Cronin’s movie spends too much time setting the scene, meandering through a cold open (albeit one that rips) and a lengthy breakdown of the family dynamics that ultimately don’t amount to much. But once it gets to the good stuff, it earns its stripes. The kills are grotesque, the blood is in large supply, and absolutely no one, not even children, is safe from slaughter. For all the tiring “sister” drama, there’s a POV shot through a peephole that makes for such a creative collection of carnage, I’ve not stopped yelling about it since. But the peephole seems like the only time the movie really utilizes its high-rise setting for good scares, and the entire thing could have happened anywhere. Where it could have leaned on Italian demon horror, Demons 2 or even Attack the Block for ways to exploit a collection of units for exciting sequences, most of what happens is relegated to a single apartment.

While deadite rules have always been fluid, this take suffers from not spending enough time laying out its own ground rules. It’s unclear what spreads the terror, and the new book’s big-bad-final-boss never feels like a threat. Chainsaw-wielding Beth skirts danger with ease and it’s unclear why the “dead by dawn” chanting horde would hold back. And while the lore is often open for interpretation, one thing it didn’t need was religious iconography. Deadites have always been vague demons coated in some zombie tropes, even with the use of satanic icons in the 2013 remake, but this approach spits a bit too close to the “your mother sucks c***s in Hell” of it all.

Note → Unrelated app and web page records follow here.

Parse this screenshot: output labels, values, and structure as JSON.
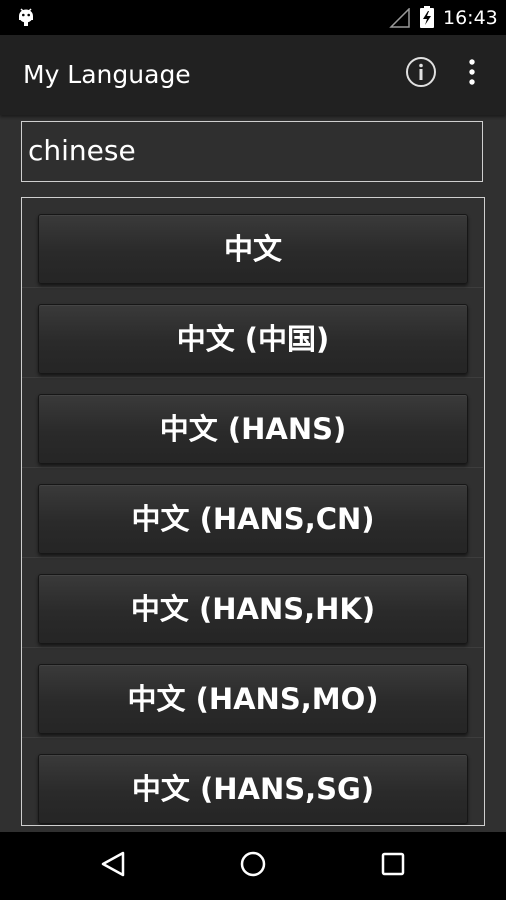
{
  "status_bar": {
    "time": "16:43",
    "left_icon": "android-debug-icon",
    "signal_icon": "signal-icon",
    "battery_icon": "battery-charging-icon"
  },
  "app_bar": {
    "title": "My Language",
    "info_icon": "info-icon",
    "overflow_icon": "more-vert-icon"
  },
  "search": {
    "value": "chinese"
  },
  "languages": [
    "中文",
    "中文 (中国)",
    "中文 (HANS)",
    "中文 (HANS,CN)",
    "中文 (HANS,HK)",
    "中文 (HANS,MO)",
    "中文 (HANS,SG)"
  ],
  "nav_bar": {
    "back_icon": "back-icon",
    "home_icon": "home-icon",
    "recents_icon": "recents-icon"
  },
  "colors": {
    "background": "#303030",
    "app_bar": "#212121",
    "border": "#cfcfcf"
  }
}
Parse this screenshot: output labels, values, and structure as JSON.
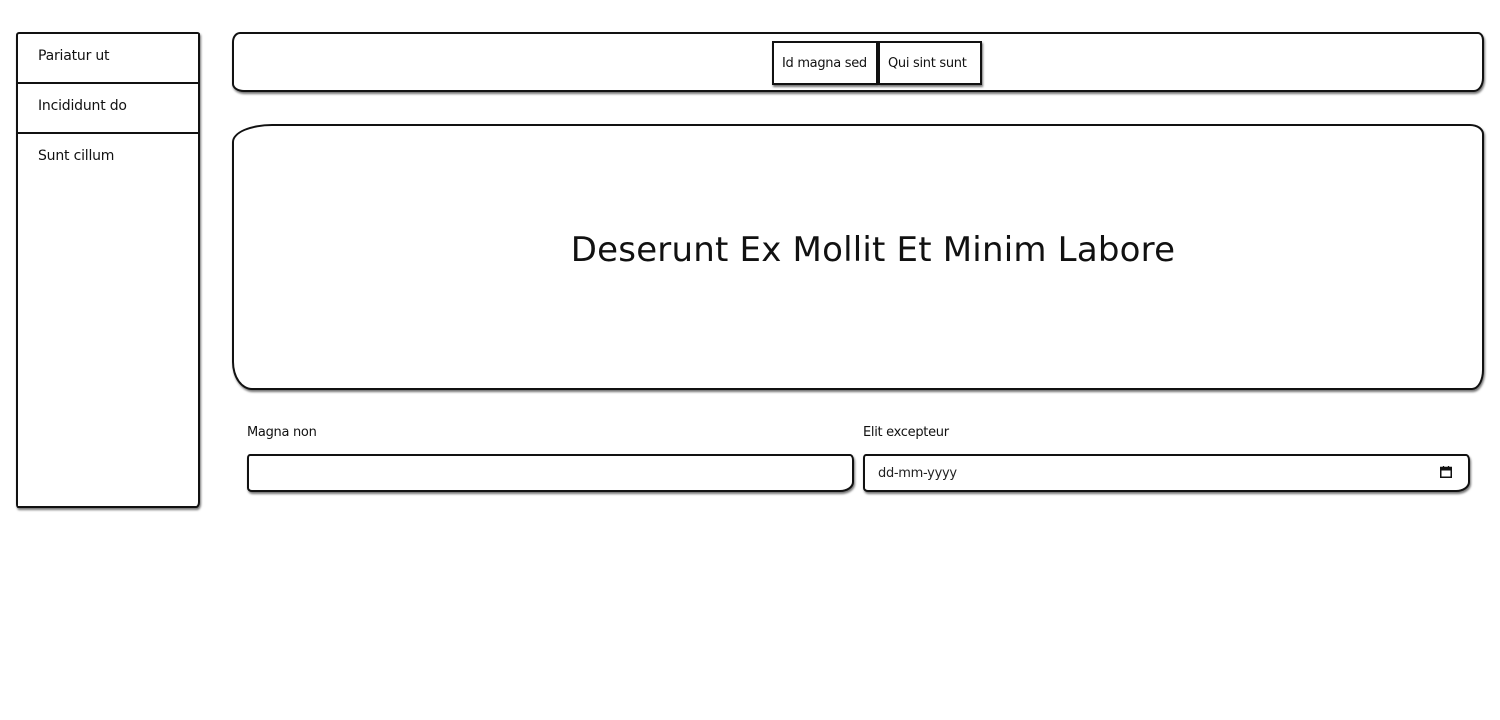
{
  "sidebar": {
    "items": [
      {
        "label": "Pariatur ut"
      },
      {
        "label": "Incididunt do"
      },
      {
        "label": "Sunt cillum"
      }
    ]
  },
  "topbar": {
    "buttons": [
      {
        "label": "Id magna sed"
      },
      {
        "label": "Qui sint sunt"
      }
    ]
  },
  "hero": {
    "title": "Deserunt Ex Mollit Et Minim Labore"
  },
  "form": {
    "field_1": {
      "label": "Magna non",
      "value": ""
    },
    "field_2": {
      "label": "Elit excepteur",
      "placeholder": "dd-mm-yyyy",
      "icon": "calendar-icon"
    }
  }
}
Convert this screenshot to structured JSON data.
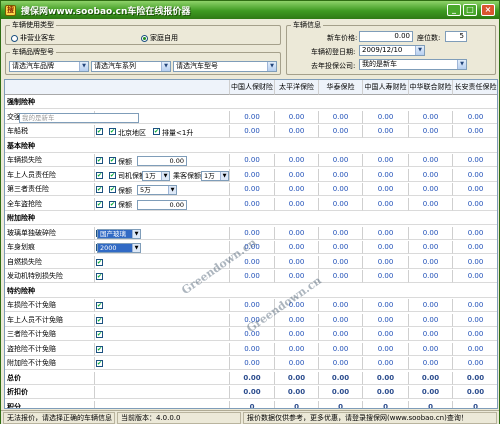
{
  "window": {
    "title": "搜保网www.soobao.cn车险在线报价器",
    "icon": "app-logo-icon"
  },
  "usage": {
    "legend": "车辆使用类型",
    "options": [
      {
        "label": "非营业客车",
        "selected": false
      },
      {
        "label": "家庭自用",
        "selected": true
      }
    ]
  },
  "brand": {
    "legend": "车辆品牌型号",
    "brand_select": "请选汽车品牌",
    "series_select": "请选汽车系列",
    "model_select": "请选汽车型号"
  },
  "vehicle": {
    "legend": "车辆信息",
    "price_label": "新车价格:",
    "price_value": "0.00",
    "seats_label": "座位数:",
    "seats_value": "5",
    "reg_date_label": "车辆初登日期:",
    "reg_date_value": "2009/12/10",
    "last_insurer_label": "去年投保公司:",
    "last_insurer_value": "我的是新车"
  },
  "companies": [
    "中国人保财险",
    "太平洋保险",
    "华泰保险",
    "中国人寿财险",
    "中华联合财险",
    "长安责任保险"
  ],
  "rows": {
    "s_mandatory": "强制险种",
    "r_jq": {
      "name": "交强险",
      "option": "我的是新车",
      "values": [
        "0.00",
        "0.00",
        "0.00",
        "0.00",
        "0.00",
        "0.00"
      ]
    },
    "r_ccs": {
      "name": "车船税",
      "cb1": "北京地区",
      "cb2": "排量<1升",
      "values": [
        "0.00",
        "0.00",
        "0.00",
        "0.00",
        "0.00",
        "0.00"
      ]
    },
    "s_basic": "基本险种",
    "r_loss": {
      "name": "车辆损失险",
      "cb": "保额",
      "amount": "0.00",
      "values": [
        "0.00",
        "0.00",
        "0.00",
        "0.00",
        "0.00",
        "0.00"
      ]
    },
    "r_seat": {
      "name": "车上人员责任险",
      "cb": "司机保额",
      "driver": "1万",
      "passenger_label": "乘客保额",
      "passenger": "1万",
      "values": [
        "0.00",
        "0.00",
        "0.00",
        "0.00",
        "0.00",
        "0.00"
      ]
    },
    "r_third": {
      "name": "第三者责任险",
      "cb": "保额",
      "amount": "5万",
      "values": [
        "0.00",
        "0.00",
        "0.00",
        "0.00",
        "0.00",
        "0.00"
      ]
    },
    "r_theft": {
      "name": "全车盗抢险",
      "cb": "保额",
      "amount": "0.00",
      "values": [
        "0.00",
        "0.00",
        "0.00",
        "0.00",
        "0.00",
        "0.00"
      ]
    },
    "s_extra": "附加险种",
    "r_glass": {
      "name": "玻璃单独破碎险",
      "option": "国产玻璃",
      "values": [
        "0.00",
        "0.00",
        "0.00",
        "0.00",
        "0.00",
        "0.00"
      ]
    },
    "r_scratch": {
      "name": "车身划痕",
      "option": "2000",
      "values": [
        "0.00",
        "0.00",
        "0.00",
        "0.00",
        "0.00",
        "0.00"
      ]
    },
    "r_fire": {
      "name": "自燃损失险",
      "values": [
        "0.00",
        "0.00",
        "0.00",
        "0.00",
        "0.00",
        "0.00"
      ]
    },
    "r_engine": {
      "name": "发动机特别损失险",
      "values": [
        "0.00",
        "0.00",
        "0.00",
        "0.00",
        "0.00",
        "0.00"
      ]
    },
    "s_special": "特约险种",
    "r_d1": {
      "name": "车损险不计免赔",
      "values": [
        "0.00",
        "0.00",
        "0.00",
        "0.00",
        "0.00",
        "0.00"
      ]
    },
    "r_d2": {
      "name": "车上人员不计免赔",
      "values": [
        "0.00",
        "0.00",
        "0.00",
        "0.00",
        "0.00",
        "0.00"
      ]
    },
    "r_d3": {
      "name": "三者险不计免赔",
      "values": [
        "0.00",
        "0.00",
        "0.00",
        "0.00",
        "0.00",
        "0.00"
      ]
    },
    "r_d4": {
      "name": "盗抢险不计免赔",
      "values": [
        "0.00",
        "0.00",
        "0.00",
        "0.00",
        "0.00",
        "0.00"
      ]
    },
    "r_d5": {
      "name": "附加险不计免赔",
      "values": [
        "0.00",
        "0.00",
        "0.00",
        "0.00",
        "0.00",
        "0.00"
      ]
    },
    "r_total": {
      "name": "总价",
      "values": [
        "0.00",
        "0.00",
        "0.00",
        "0.00",
        "0.00",
        "0.00"
      ]
    },
    "r_discount": {
      "name": "折扣价",
      "values": [
        "0.00",
        "0.00",
        "0.00",
        "0.00",
        "0.00",
        "0.00"
      ]
    },
    "r_points": {
      "name": "积分",
      "values": [
        "0",
        "0",
        "0",
        "0",
        "0",
        "0"
      ]
    }
  },
  "watermark": "Greendown.cn",
  "status": {
    "left": "无法报价，请选择正确的车辆信息",
    "version": "当前版本：4.0.0.0",
    "right": "报价数据仅供参考，更多优惠，请登录搜保网(www.soobao.cn)查询！"
  }
}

Though the series has driven its Delta through various genres and media, be it horror, comedy, or musical stage play, the one consistent thing is the blood, and boy does Cronin bring it. After his string of social media posts from production hinting at red stains, Cronin did not disappoint and made sure to soak all of the revolting body trauma in bright red goop. His deadite look is unique to his movie, and he ties it all together with gallons and liters of crimson-tinted sludge. This hemoglobin maniac dropped her popcorn to clap when an elevator sequence culminated in a burgundy tide.

Though Beth is our chainsaw-wielding hero, this movie belongs to Alyssa Sutherland as Ellie. Her stark cheekbones and high eyebrows paired with her menacing grin let her slip from “cool mom” right into the role of morbid threat. Yes, there’s the physicality of her long limbs wrapped around ceilings and tangled in elevator cords but there’s a reason her terrifying smile is plastered on the poster. No one is going to take Henrietta’s (Ted Raimi) crown, but Ellie might put up a good fight for it.

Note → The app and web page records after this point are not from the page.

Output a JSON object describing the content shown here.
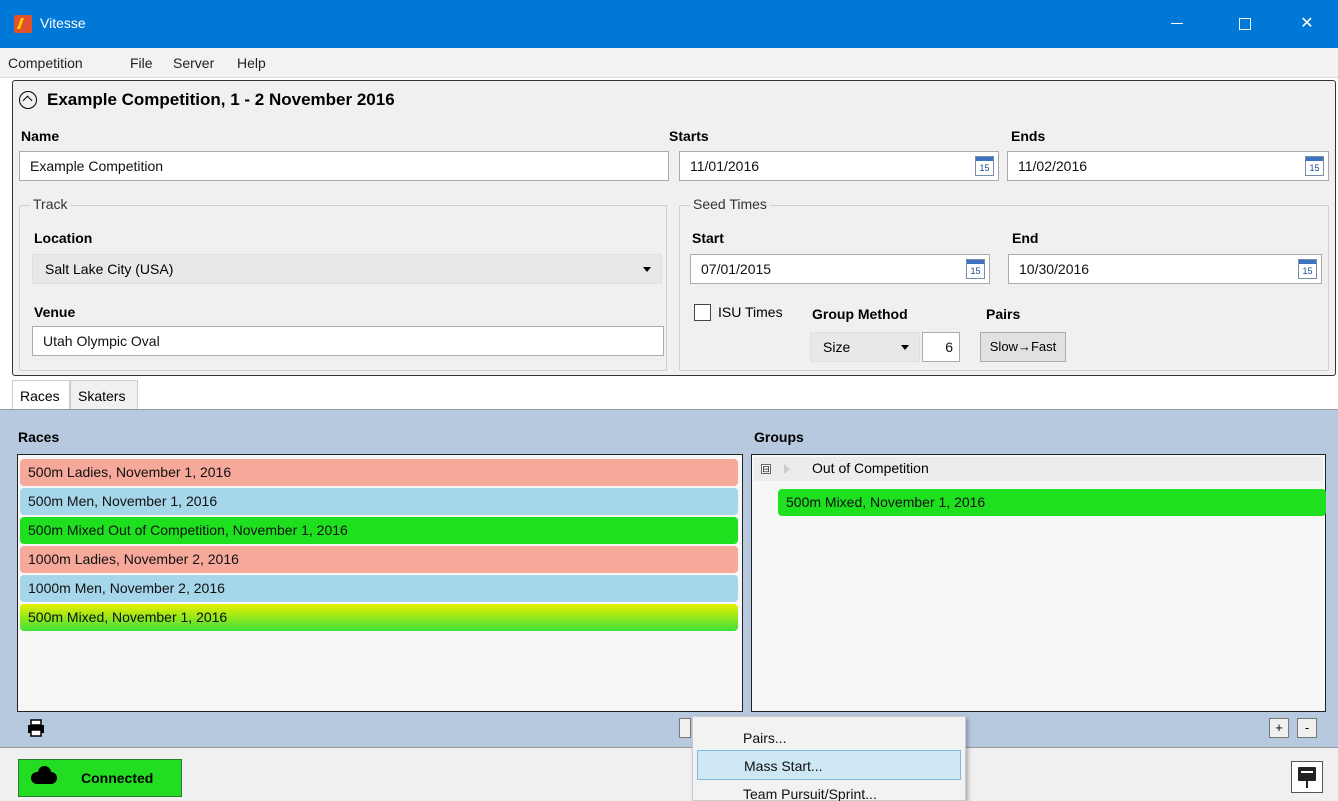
{
  "window": {
    "title": "Vitesse",
    "accent_color": "#0078d7"
  },
  "menu": [
    "Competition",
    "File",
    "Server",
    "Help"
  ],
  "competition": {
    "header": "Example Competition, 1 - 2 November 2016",
    "name_label": "Name",
    "name_value": "Example Competition",
    "starts_label": "Starts",
    "starts_value": "11/01/2016",
    "ends_label": "Ends",
    "ends_value": "11/02/2016",
    "calendar_day": "15"
  },
  "track": {
    "title": "Track",
    "location_label": "Location",
    "location_value": "Salt Lake City (USA)",
    "venue_label": "Venue",
    "venue_value": "Utah Olympic Oval"
  },
  "seed_times": {
    "title": "Seed Times",
    "start_label": "Start",
    "start_value": "07/01/2015",
    "end_label": "End",
    "end_value": "10/30/2016",
    "isu_label": "ISU Times",
    "isu_checked": false,
    "group_method_label": "Group Method",
    "group_method_value": "Size",
    "group_size": "6",
    "pairs_label": "Pairs",
    "pairs_button": "Slow→Fast"
  },
  "tabs": [
    {
      "label": "Races",
      "active": true
    },
    {
      "label": "Skaters",
      "active": false
    }
  ],
  "races": {
    "heading": "Races",
    "items": [
      {
        "label": "500m Ladies, November 1, 2016",
        "color": "#f6a89b"
      },
      {
        "label": "500m Men, November 1, 2016",
        "color": "#a6d6ea"
      },
      {
        "label": "500m Mixed Out of Competition, November 1, 2016",
        "color": "#1fe01f"
      },
      {
        "label": "1000m Ladies, November 2, 2016",
        "color": "#f6a89b"
      },
      {
        "label": "1000m Men, November 2, 2016",
        "color": "#a6d6ea"
      },
      {
        "label": "500m Mixed, November 1, 2016",
        "color": "#b5e61d"
      }
    ]
  },
  "groups": {
    "heading": "Groups",
    "group_name": "Out of Competition",
    "collapse_symbol": "⊟",
    "items": [
      {
        "label": "500m Mixed, November 1, 2016",
        "color": "#1fe01f"
      }
    ]
  },
  "toolbar": {
    "add": "+",
    "remove": "-"
  },
  "status": {
    "connection": "Connected",
    "connection_color": "#22dd22"
  },
  "context_menu": [
    "Pairs...",
    "Mass Start...",
    "Team Pursuit/Sprint..."
  ],
  "icons": [
    "app-icon",
    "minimize-icon",
    "maximize-icon",
    "close-icon",
    "collapse-icon",
    "calendar-icon",
    "dropdown-arrow-icon",
    "print-icon",
    "cloud-icon",
    "server-icon"
  ]
}
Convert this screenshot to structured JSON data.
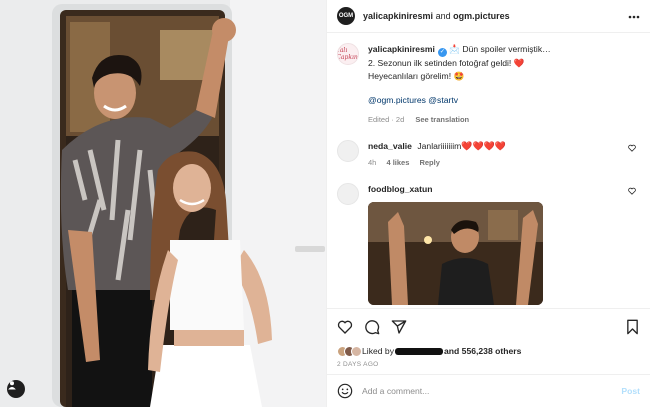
{
  "header": {
    "author": "yalicapkiniresmi",
    "and_text": "and",
    "collaborator": "ogm.pictures",
    "author_avatar_text": "OGM",
    "more_icon": "more-horizontal-icon"
  },
  "caption": {
    "username": "yalicapkiniresmi",
    "verified_icon": "verified-badge-icon",
    "line1": "📩 Dün spoiler vermiştik…",
    "line2": "2. Sezonun ilk setinden fotoğraf geldi! ❤️",
    "line3": "Heyecanlıları görelim! 🤩",
    "mentions": "@ogm.pictures @startv",
    "edited": "Edited · 2d",
    "see_translation": "See translation",
    "avatar_text": "Yalı Çapkını"
  },
  "comments": [
    {
      "username": "neda_valie",
      "text": "Janlariiiiiiim",
      "hearts": "❤️❤️❤️❤️",
      "time": "4h",
      "likes": "4 likes",
      "reply": "Reply"
    },
    {
      "username": "foodblog_xatun"
    }
  ],
  "actions": {
    "like_icon": "heart-icon",
    "comment_icon": "comment-icon",
    "share_icon": "share-icon",
    "save_icon": "bookmark-icon"
  },
  "likes": {
    "prefix": "Liked by",
    "suffix": "and 556,238 others"
  },
  "date": "2 DAYS AGO",
  "add_comment": {
    "placeholder": "Add a comment...",
    "post_label": "Post",
    "emoji_icon": "emoji-icon"
  },
  "colors": {
    "link": "#00376b",
    "verified": "#3897f0",
    "heart": "#ed1c3a",
    "post_disabled": "#b2dffc",
    "meta_grey": "#8e8e8e"
  }
}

The latest installment in Evil Dead canon is a messy story with confusing rules and easy outs, but that doesn’t mean it’s not a great time. It knows what it owes its existence to and gets caught up trying to balance a family drama with easter eggs and multiple uses of the phrase, “come get some.” Its seams are evident on the big screen, and it’s often obvious that this was made for a streaming viewing. But for all of that, it’s a terrifying deep dive into the threat of the Kandarian demon that’s sure to leave you rattled and shielding yourself from blood spray.

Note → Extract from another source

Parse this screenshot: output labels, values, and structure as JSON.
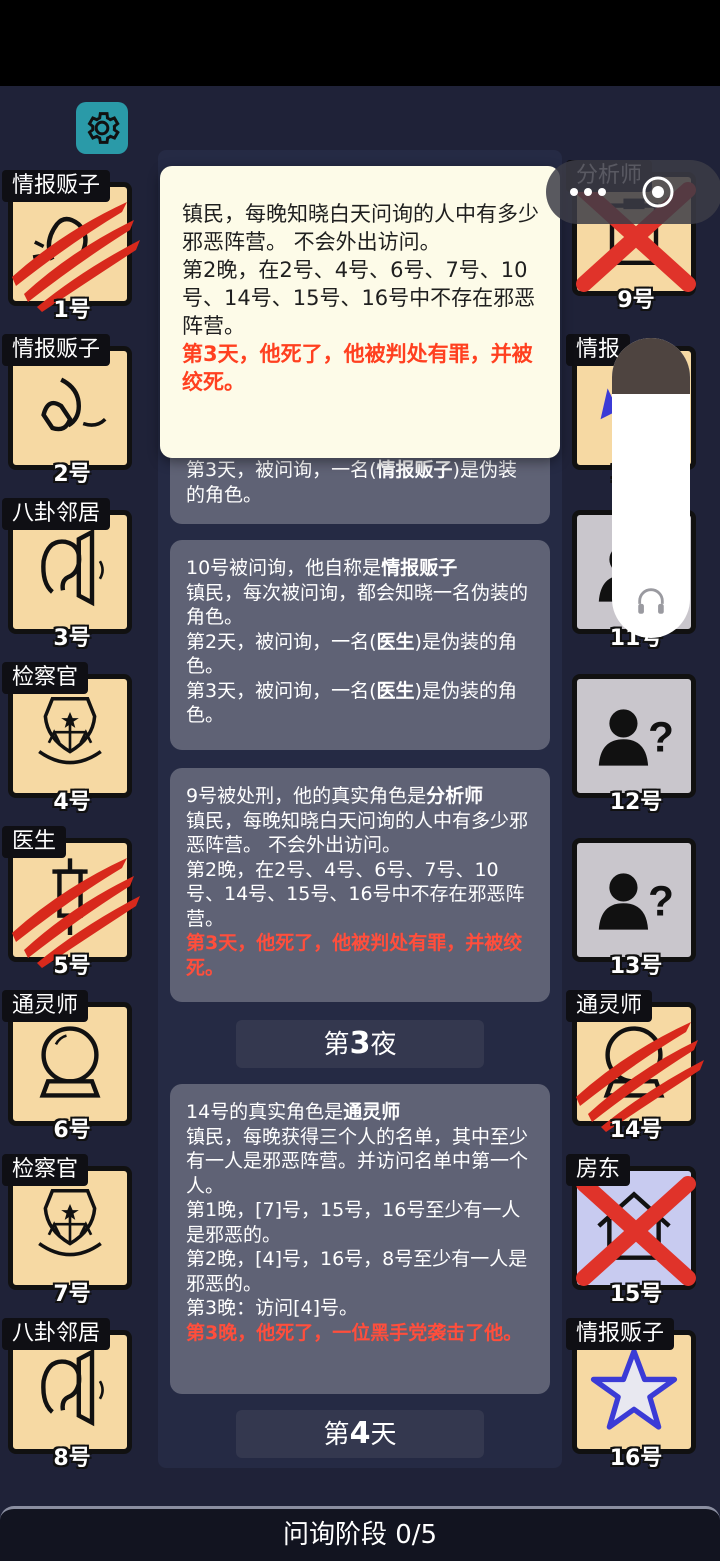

Evil Dead Rise premiered at the 2023 SXSW Film & TV Festival and hits theaters April 21, 2023